With the great Scottish director and designer Stewart Laing, you either go there, into the strange theatrical worlds he imagines, or you don’t; and for me, his new production of August Strindberg’s 1889 domestic drama Creditors, at the Lyceum, is a perfectly crafted and imagined piece of theatre, taking David Greig’s successful 2008 version of the play and transforming it into a unique and enthralling two-hour experience for our time.
Creditors, Royal Lyceum, Edinburgh *****
Like all Strindberg’s work from the late 1880s, Creditors is a savage no-holds barred drama about what he saw as the war between men and women.

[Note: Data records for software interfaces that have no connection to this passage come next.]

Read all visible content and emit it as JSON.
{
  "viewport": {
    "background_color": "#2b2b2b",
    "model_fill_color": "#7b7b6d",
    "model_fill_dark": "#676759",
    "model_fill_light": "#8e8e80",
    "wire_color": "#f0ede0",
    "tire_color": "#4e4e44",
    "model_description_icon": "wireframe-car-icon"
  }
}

Terrified of women’s sexual and life-giving power, yet completely fascinated by them, Strindberg is a rare male writer who gives full, uncensored vent to his irrational feelings of terror, disgust and misogyny; and in Creditors he examines the triangular relationship between a beautiful woman called Tekla, her passionate young second husband – an artist called Adolph – and an older man, Gustav, who appears in the lakeside village where they are staying.
Tekla is away for the day; and in her absence the older man befriends Adolph, and –like a latter-day Iago – works away viciously at his sexual fears and insecurities, gradually moving from insidious questions about the balance of power in the relationship, to a stream of viscerally shocking misogynistic bile.
The vulnerable Adolph buys into most of this, like a young lad on the internet being “radicalised” by violent alt-right misogynists. By the time Tekla returns it’s difficult to believe that this perfectly normal, bright, intelligent and loving woman is the same person who has been the object of such violent hatred and projection.
All of this unfolds with a slightly dream-like logic on Laing’s set of neat dark-wood lakeside chalets; between acts, a group of four stylised, waxy-faced girl guides appear, to the sound of fierce metallic rock music from Pippa Murphy’s remarkable sound design, and demonstrate their ruthless expertise in areas like orienteering, fire-lighting and –eventually – first aid.
Then, at the critical moment when Gustav’s real identity is revealed, Laing shifts his crucial conversation with Tekla indoors, showing it to us via a live video link. The effect of this intimate camera work is unforgettable, forcing us to question again and again whose perspective Strindberg is taking, with this shocking but uniquely honest expose of rampant patriarchal attitudes.
And with Edward Franklin, Stuart McQuarrie and a stunning Adura Onashile delivering three remarkable performances as Strindberg’s fierce trio of lovers and haters, this Creditors is a theatre event that burns itself on the mind; not easy, not always pleasant, but truly brilliant.
Until 12 May